Cougar Canyon Ecological Reserve Purpose Statement

Posted March 8, 2014 | Categories : 108,Management,Reports |
Purpose Statement
March /05
Purpose Statement For the full PDF see cougar_canyon_purposestatement
The 553 hectare Cougar Canyon Ecological Reserve is located on the east side of Kalamalka Lake, about 13 km south of Vernon. The ecological reserve is part of a block of protected areas which includes Ka lamalka Lake Provincial Park and Kalamalka Lake Protected Area. The ecological reserve is bounded on 3 sides by the protected area with private land lying on its southern boundary. A locally popular rock climbing area in the protected area is located adjacent to the northern boundary of the ecological reserve. The major physical feature of the ecological reserve is a narrow, relatively straight, sometimes canyon-like valley the length of the ecological reserve. This appears to be a structural fault further eroded by glacial meltwater. A chain of six elongated lakes, two of which have three basins separated by wetlands, lie in the canyon bottom.
The nearest motor vehicle access is via a short dirt road off Cosens Bay road that leads to the climbing area . A rough trail, established by the naturalists before climbing began, passes through the climbing area and extends south through the ecological reserve where it ends on private property. Little use of the trail occurs beyond the climbing area. Nonmotorized visitors
can get glimpses of the ecological reserve from the rough Fortis power-line road which runs along the top of the western side of the canyon in the protected area. The steepness of the canyon discourages visitation of the ecological reserve from the road.
The ecological reserve receives very little use. The bottom of the canyon is some distance from the climbing area and is heavily vegetated making access difficult. The ecological reserve has limited suitable climbing terrain and the local climbing club discourages climbers from using the reserve.
Primary Role
The primary role of Cougar Canyon Ecological Reserve is to protect a portion of the Interior Douglas-fir ecosystem, its chain of 11 small water bodies and associated wetlands and associated plants and animals. The steep walled canyon creates a cooler, wetter climate resulting in thick vegetation over much of the canyon bottom. The ecological reserve is restricted to scientific and educational purposes related to reserve management only.

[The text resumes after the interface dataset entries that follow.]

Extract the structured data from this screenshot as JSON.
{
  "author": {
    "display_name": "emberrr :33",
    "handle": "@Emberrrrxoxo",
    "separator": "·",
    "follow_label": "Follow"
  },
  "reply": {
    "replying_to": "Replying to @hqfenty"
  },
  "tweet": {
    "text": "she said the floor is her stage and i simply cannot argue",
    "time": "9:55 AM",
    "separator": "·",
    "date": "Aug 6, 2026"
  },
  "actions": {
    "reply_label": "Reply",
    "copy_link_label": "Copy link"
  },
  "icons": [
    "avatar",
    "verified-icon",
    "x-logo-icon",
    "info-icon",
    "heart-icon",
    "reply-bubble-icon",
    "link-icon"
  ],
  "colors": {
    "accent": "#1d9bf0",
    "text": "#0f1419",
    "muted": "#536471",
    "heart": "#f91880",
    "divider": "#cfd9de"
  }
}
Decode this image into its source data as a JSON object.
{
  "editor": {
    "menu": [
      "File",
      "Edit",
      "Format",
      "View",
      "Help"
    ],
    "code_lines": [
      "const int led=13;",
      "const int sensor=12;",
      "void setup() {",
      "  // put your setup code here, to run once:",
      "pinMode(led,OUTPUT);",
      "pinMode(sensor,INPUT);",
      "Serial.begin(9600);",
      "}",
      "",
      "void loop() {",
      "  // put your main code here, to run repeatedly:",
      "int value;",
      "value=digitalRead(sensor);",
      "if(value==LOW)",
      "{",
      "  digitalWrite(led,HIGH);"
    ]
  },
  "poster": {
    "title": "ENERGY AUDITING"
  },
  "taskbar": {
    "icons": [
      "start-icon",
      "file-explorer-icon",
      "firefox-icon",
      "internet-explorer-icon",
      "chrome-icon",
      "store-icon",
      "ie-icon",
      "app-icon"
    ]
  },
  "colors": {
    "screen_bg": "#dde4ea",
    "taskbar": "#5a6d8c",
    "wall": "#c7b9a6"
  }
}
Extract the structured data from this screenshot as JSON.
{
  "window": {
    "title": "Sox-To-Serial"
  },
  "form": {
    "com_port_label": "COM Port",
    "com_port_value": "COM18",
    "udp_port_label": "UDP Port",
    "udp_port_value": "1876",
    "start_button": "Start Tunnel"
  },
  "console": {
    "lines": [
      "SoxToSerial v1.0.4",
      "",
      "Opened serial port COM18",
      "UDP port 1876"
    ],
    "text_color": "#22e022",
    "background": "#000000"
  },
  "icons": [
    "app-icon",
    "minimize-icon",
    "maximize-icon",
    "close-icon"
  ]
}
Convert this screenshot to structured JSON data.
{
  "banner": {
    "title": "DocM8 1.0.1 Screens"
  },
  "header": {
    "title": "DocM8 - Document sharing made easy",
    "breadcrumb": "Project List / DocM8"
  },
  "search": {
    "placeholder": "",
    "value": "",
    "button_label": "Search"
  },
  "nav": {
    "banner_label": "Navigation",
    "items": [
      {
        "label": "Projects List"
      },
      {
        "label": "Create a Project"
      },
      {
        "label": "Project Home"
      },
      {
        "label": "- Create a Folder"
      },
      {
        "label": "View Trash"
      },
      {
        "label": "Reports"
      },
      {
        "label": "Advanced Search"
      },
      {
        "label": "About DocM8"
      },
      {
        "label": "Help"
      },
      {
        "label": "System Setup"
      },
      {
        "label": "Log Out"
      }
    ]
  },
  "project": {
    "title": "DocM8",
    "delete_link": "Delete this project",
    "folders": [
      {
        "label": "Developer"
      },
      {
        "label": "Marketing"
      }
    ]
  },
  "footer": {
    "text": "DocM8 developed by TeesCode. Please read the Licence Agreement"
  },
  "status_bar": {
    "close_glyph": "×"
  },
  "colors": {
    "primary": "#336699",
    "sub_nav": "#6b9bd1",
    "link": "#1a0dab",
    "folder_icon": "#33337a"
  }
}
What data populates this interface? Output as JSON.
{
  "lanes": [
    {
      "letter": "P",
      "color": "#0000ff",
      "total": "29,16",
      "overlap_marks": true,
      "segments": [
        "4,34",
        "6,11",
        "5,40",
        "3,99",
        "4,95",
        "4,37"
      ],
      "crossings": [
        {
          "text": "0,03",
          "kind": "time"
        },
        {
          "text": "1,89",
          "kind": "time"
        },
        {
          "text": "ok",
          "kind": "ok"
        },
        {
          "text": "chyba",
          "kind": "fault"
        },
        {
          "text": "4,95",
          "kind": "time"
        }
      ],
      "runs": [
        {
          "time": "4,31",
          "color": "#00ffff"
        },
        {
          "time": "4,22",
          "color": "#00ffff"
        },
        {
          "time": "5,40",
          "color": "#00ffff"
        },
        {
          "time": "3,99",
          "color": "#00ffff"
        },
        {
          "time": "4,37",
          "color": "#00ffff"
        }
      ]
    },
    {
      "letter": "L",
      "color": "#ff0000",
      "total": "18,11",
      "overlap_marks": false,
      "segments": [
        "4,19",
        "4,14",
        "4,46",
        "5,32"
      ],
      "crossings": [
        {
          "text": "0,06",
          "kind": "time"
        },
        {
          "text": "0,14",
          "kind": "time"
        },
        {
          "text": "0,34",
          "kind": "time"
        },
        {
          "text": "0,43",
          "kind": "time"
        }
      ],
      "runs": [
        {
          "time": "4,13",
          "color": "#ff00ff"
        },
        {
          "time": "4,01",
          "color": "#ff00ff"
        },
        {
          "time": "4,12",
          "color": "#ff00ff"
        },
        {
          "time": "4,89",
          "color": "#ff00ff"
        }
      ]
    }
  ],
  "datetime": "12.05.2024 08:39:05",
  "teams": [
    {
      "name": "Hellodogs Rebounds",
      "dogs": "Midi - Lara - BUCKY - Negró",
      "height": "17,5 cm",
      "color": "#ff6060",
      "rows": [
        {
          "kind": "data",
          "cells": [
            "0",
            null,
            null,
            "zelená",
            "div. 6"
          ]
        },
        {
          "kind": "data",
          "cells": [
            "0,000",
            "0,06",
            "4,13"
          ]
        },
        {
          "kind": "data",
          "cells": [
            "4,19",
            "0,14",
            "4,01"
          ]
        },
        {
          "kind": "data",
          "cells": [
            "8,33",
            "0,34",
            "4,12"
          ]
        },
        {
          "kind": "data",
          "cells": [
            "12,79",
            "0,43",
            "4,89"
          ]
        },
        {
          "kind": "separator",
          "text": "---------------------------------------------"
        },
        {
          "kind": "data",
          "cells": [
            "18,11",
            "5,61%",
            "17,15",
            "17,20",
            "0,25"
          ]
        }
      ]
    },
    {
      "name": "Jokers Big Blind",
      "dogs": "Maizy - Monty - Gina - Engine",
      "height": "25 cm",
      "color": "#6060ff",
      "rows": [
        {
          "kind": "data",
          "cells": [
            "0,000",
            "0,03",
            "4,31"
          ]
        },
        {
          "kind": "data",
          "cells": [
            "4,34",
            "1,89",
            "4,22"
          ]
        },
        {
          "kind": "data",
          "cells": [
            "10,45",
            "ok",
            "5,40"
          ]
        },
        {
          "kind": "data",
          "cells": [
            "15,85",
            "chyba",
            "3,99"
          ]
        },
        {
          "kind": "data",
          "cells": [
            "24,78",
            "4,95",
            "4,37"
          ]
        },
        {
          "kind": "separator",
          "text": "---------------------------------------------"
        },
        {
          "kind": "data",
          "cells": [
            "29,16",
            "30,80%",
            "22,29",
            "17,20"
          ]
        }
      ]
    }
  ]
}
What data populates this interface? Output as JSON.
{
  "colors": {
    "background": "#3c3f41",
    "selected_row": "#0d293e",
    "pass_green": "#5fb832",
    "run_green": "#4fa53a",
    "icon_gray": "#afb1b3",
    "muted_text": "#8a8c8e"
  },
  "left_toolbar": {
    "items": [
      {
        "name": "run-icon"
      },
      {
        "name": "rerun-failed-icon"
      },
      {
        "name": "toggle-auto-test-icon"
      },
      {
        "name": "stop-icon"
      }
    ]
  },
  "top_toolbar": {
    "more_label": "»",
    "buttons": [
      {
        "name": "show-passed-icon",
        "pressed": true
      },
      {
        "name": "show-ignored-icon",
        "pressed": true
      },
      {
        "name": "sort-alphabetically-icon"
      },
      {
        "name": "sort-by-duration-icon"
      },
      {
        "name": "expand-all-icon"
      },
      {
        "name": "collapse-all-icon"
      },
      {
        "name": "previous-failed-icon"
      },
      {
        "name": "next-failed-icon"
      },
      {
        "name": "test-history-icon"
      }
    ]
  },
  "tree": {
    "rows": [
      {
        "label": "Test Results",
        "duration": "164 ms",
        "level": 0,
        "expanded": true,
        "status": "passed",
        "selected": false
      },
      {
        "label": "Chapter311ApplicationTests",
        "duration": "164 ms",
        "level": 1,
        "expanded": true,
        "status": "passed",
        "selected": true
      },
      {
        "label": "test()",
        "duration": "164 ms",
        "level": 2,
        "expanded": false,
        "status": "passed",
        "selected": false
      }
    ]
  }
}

Representative values are low. Known rare species include the blue-listed painted turtle and western yellow-bellied racer.